### WORK ITEM
Repeat every line of the data exactly; the pictures stay out.

───

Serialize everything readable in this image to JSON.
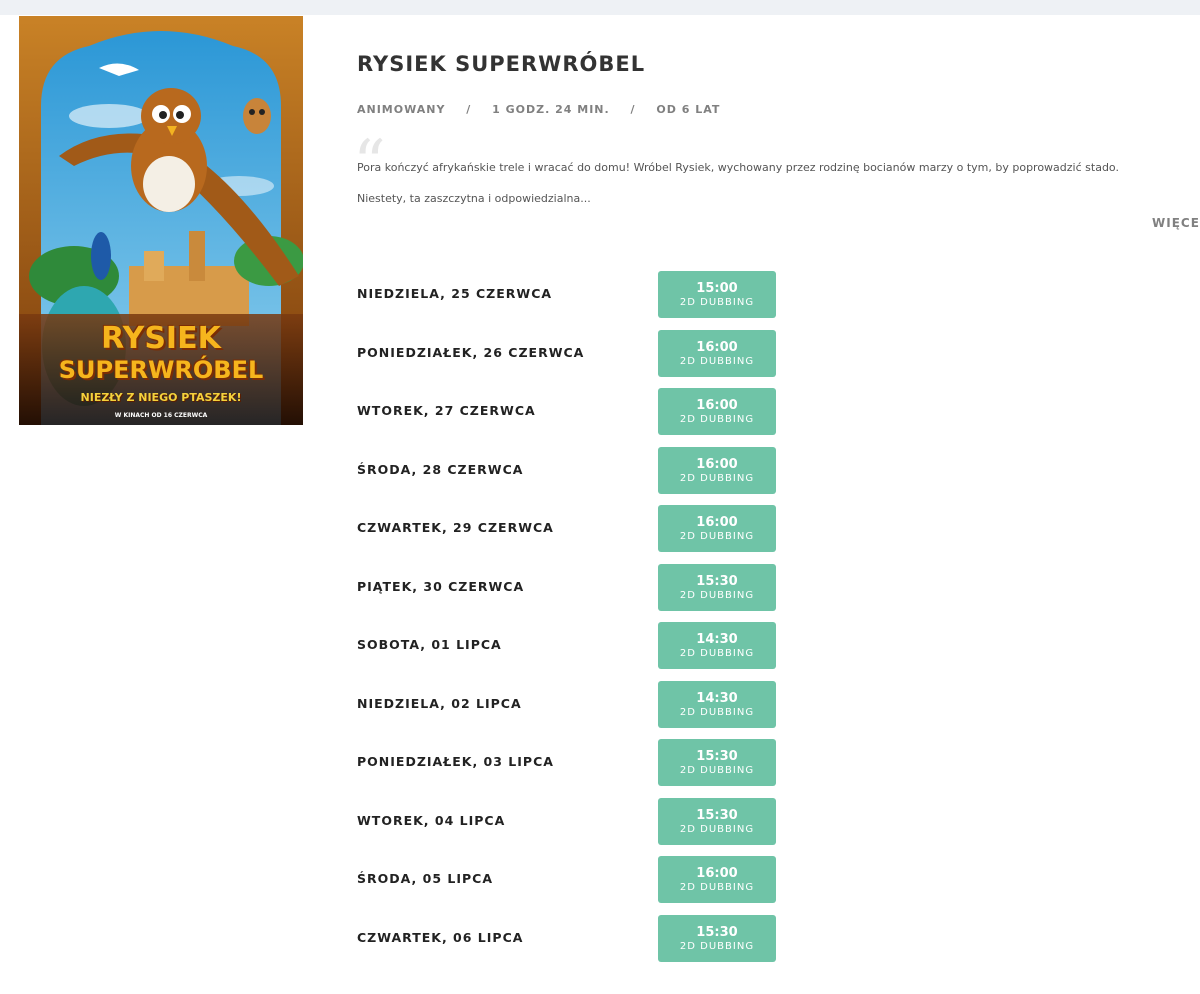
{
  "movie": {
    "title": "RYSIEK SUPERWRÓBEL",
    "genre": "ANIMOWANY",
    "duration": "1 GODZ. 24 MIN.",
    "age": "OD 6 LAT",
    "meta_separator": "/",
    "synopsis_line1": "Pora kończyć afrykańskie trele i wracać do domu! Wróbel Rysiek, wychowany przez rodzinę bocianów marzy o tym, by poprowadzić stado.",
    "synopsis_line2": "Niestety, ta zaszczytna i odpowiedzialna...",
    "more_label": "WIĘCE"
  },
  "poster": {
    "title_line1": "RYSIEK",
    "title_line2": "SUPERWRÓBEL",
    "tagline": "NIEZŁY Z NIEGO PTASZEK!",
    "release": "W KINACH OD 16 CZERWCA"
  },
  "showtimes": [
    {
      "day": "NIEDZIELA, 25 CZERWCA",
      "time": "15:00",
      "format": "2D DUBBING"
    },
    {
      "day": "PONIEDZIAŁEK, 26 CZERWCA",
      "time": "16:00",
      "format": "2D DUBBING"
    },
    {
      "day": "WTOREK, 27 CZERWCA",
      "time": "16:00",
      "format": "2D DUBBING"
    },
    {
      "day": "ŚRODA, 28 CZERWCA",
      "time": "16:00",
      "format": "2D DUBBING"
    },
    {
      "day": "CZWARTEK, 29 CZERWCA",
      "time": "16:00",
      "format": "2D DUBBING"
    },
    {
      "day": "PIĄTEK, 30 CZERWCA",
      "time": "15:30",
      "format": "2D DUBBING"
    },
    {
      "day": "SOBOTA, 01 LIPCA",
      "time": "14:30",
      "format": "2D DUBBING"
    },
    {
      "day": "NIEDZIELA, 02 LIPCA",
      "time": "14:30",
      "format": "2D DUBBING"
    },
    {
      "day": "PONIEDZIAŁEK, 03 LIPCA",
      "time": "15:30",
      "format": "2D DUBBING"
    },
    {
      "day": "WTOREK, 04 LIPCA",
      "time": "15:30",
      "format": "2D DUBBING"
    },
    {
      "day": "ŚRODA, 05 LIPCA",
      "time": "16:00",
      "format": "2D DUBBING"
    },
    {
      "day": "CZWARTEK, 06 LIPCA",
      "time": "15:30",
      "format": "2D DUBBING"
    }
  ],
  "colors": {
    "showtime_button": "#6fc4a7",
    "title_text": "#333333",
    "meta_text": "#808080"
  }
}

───

### PROBLEM SOLUTION
Serialize everything readable in this image to JSON.
{
  "movie": {
    "title": "RYSIEK SUPERWRÓBEL",
    "genre": "ANIMOWANY",
    "duration": "1 GODZ. 24 MIN.",
    "age": "OD 6 LAT",
    "meta_separator": "/",
    "synopsis_line1": "Pora kończyć afrykańskie trele i wracać do domu! Wróbel Rysiek, wychowany przez rodzinę bocianów marzy o tym, by poprowadzić stado.",
    "synopsis_line2": "Niestety, ta zaszczytna i odpowiedzialna...",
    "more_label": "WIĘCE"
  },
  "poster": {
    "title_line1": "RYSIEK",
    "title_line2": "SUPERWRÓBEL",
    "tagline": "NIEZŁY Z NIEGO PTASZEK!",
    "release": "W KINACH OD 16 CZERWCA"
  },
  "showtimes": [
    {
      "day": "NIEDZIELA, 25 CZERWCA",
      "time": "15:00",
      "format": "2D DUBBING"
    },
    {
      "day": "PONIEDZIAŁEK, 26 CZERWCA",
      "time": "16:00",
      "format": "2D DUBBING"
    },
    {
      "day": "WTOREK, 27 CZERWCA",
      "time": "16:00",
      "format": "2D DUBBING"
    },
    {
      "day": "ŚRODA, 28 CZERWCA",
      "time": "16:00",
      "format": "2D DUBBING"
    },
    {
      "day": "CZWARTEK, 29 CZERWCA",
      "time": "16:00",
      "format": "2D DUBBING"
    },
    {
      "day": "PIĄTEK, 30 CZERWCA",
      "time": "15:30",
      "format": "2D DUBBING"
    },
    {
      "day": "SOBOTA, 01 LIPCA",
      "time": "14:30",
      "format": "2D DUBBING"
    },
    {
      "day": "NIEDZIELA, 02 LIPCA",
      "time": "14:30",
      "format": "2D DUBBING"
    },
    {
      "day": "PONIEDZIAŁEK, 03 LIPCA",
      "time": "15:30",
      "format": "2D DUBBING"
    },
    {
      "day": "WTOREK, 04 LIPCA",
      "time": "15:30",
      "format": "2D DUBBING"
    },
    {
      "day": "ŚRODA, 05 LIPCA",
      "time": "16:00",
      "format": "2D DUBBING"
    },
    {
      "day": "CZWARTEK, 06 LIPCA",
      "time": "15:30",
      "format": "2D DUBBING"
    }
  ],
  "colors": {
    "showtime_button": "#6fc4a7",
    "title_text": "#333333",
    "meta_text": "#808080"
  }
}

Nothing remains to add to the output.